Drawing a line in the sand, Stagecoach has officially added a new rule to this year’s festival: no Confederate flags.
The three-day country music sister festival to Coachella kicks off today, April 29th, for the first time in three years at the Empire Polo Club in Indio, California. According to a report by the Desert Sun, organizers updated the General Resort Rules section of the event’s website with the following: “No divisive symbols, including, without limitation, Confederate flags and racially disparaging or other inappropriate imagery/public displays.”
The injunction applies not only to the festival grounds, which includes two separate stages, but also to the overnight camping areas where attendees live for the weekend.
Given the culture surrounding some elements of country music, Confederate flags and other imagery have been common throughout Stagecoach’s 14-year history.

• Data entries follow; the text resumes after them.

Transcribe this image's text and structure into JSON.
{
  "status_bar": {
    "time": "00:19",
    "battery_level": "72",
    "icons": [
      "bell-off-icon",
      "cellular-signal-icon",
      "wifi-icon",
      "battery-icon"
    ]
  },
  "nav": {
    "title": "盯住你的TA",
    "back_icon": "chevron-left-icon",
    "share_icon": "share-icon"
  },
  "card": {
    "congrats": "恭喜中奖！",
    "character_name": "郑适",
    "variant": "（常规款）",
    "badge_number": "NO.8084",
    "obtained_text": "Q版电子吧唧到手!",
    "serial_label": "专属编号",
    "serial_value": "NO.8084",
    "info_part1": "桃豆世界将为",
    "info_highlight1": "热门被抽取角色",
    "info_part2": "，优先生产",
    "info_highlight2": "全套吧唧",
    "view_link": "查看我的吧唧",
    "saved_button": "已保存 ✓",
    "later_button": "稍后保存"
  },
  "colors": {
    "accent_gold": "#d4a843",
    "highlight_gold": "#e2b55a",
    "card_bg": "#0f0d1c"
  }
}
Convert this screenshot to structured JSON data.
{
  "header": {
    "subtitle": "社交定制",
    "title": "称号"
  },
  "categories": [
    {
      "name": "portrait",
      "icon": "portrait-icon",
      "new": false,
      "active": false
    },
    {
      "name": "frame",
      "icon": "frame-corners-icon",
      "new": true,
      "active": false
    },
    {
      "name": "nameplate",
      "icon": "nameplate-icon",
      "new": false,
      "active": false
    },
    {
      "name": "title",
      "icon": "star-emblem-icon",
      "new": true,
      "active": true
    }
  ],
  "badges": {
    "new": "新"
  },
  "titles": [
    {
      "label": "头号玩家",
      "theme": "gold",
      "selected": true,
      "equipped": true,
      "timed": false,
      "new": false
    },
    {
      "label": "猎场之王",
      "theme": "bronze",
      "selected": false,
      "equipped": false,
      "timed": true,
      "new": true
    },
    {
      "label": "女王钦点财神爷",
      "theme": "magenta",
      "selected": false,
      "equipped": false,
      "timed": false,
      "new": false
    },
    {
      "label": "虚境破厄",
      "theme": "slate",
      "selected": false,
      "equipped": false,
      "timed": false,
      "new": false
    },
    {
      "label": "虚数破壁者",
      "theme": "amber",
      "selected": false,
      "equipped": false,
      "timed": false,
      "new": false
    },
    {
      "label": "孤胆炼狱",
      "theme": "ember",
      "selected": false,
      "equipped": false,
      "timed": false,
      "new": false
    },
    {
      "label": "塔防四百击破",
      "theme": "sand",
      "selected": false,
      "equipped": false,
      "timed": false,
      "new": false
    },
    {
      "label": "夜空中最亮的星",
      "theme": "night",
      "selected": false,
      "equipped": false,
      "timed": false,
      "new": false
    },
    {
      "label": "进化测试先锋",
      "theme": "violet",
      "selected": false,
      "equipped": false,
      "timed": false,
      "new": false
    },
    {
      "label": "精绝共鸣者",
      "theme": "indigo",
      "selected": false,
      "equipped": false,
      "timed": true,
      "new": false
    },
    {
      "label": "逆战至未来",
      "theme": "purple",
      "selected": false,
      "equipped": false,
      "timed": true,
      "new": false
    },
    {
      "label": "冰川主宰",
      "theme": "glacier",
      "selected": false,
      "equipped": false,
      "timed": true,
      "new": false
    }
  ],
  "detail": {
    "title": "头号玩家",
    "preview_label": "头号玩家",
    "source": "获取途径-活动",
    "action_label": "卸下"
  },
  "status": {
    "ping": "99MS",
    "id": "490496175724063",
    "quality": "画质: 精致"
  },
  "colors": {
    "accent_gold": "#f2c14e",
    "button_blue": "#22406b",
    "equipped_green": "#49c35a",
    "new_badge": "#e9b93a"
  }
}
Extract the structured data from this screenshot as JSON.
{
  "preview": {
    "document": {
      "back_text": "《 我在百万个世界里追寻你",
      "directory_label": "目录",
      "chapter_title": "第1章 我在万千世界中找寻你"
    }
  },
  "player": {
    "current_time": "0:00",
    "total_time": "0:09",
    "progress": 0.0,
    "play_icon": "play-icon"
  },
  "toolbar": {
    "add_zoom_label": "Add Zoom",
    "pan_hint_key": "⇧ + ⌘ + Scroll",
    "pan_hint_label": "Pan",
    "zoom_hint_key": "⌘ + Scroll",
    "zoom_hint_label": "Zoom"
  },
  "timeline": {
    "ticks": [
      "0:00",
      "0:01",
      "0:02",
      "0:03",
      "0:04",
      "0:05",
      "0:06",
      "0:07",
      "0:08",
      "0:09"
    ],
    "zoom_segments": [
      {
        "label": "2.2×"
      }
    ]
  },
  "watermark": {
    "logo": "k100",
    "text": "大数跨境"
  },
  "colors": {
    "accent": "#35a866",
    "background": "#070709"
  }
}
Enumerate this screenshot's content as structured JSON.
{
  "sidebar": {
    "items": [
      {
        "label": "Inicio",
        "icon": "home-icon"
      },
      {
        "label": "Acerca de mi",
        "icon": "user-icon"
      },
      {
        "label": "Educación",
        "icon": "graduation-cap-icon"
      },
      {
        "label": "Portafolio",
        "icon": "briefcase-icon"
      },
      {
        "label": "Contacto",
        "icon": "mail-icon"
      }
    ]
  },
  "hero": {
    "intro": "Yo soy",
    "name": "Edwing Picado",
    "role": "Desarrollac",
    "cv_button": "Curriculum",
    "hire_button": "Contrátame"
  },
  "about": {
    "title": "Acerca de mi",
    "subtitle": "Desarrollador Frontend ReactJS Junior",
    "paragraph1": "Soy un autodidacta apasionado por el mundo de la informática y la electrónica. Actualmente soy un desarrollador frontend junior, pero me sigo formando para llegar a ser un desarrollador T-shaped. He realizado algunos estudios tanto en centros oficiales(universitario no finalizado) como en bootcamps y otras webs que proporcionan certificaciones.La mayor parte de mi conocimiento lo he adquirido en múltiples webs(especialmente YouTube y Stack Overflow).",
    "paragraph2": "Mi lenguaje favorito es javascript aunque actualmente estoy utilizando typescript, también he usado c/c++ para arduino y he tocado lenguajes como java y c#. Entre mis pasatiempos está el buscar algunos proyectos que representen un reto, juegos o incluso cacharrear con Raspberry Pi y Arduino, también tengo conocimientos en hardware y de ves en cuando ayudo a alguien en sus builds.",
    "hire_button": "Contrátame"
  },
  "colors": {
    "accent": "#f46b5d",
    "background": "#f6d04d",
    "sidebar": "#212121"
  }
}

Variety reports that at one point in the festival’s early years, merchandise emblazoned with the Civil War-era flag was even sold in the event’s “marketplace.” In recent years, however, there’s been a cultural reckoning around what the symbol actually represents — the white nationalism at the heart of the Confederacy’s mission.
This year’s festival — its first since 2019 after being canceled the last two years due to the coronavirus pandemic — is being headlined by Thomas Rhett, Carrie Underwood, and Luke Combs, with additional performances by Maren Morris, Midland, Brandi Carlile, Tanya Tucker, Brothers Osborne, Lee Brice, Yola, Orville Peck, Cody Johnson, Margo Price, and more. Additionally, Guy Fieri will be on hand, cooking up his “Stagecoach Smokehouse” with many of the country’s best BBQ pit bosses all weekend long.